The 8th U.S. Circuit Court of Appeals today reversed federal district Judge James Moody and said two Little Rock police officers had acted constitutionally in tasing a mother and handcuffing her son in a dispute at a Little Rock high school.
Moody had dismissed complaints against the police chief and the officers in their official capacity, but said the suit personally against Officers Hubert Bryant and Chris Oldham could proceed.
Dedra Rudley sued for herself and minor child over her arrest in an altercation at J.A. Fair High School in 2014. When a meeting with the principal over her son’s grades grew hostile, the principal directed an officer to take Rudley out of the building. (He contended, and she disputed, that she’d thrown a book at the principal.) Some of the resulting altercation was recorded on Bryant’s taser, which he discharged three times. Oldham arrived and handcuffed the son, who had a broken clavicle. The situation was “combative and chaotic” Judge Moody observed, such that it wasn’t sufficiently clear the officers had acted reasonably in use of force and thus the case should go to trial.
The 8th Circuit disagreed and reversed Moody. It said the officers were entitled to immunity for their actions that day. It said, among others, that Rudley had behaved in such a way that an officer could reasonably take action to avoid an escalation of the confrontation.
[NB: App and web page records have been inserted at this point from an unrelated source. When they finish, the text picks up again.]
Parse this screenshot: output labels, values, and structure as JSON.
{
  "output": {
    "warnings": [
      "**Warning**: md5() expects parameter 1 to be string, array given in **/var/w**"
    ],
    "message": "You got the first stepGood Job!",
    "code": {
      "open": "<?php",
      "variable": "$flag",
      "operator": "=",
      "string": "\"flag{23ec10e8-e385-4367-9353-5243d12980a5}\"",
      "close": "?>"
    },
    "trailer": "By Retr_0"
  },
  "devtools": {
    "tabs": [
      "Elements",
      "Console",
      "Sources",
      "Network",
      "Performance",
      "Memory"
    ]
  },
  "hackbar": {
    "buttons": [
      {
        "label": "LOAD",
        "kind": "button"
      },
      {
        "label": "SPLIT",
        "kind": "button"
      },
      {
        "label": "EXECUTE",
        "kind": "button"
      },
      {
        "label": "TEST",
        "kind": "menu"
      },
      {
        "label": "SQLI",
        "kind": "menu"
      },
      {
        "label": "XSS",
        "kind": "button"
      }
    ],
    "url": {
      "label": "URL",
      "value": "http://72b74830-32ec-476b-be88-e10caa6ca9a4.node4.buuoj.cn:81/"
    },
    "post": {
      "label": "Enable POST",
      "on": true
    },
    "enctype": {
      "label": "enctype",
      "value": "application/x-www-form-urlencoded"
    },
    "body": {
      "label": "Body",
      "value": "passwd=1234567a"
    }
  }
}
Oldham, too, could have reasonably believed the minor son could have presented a threat.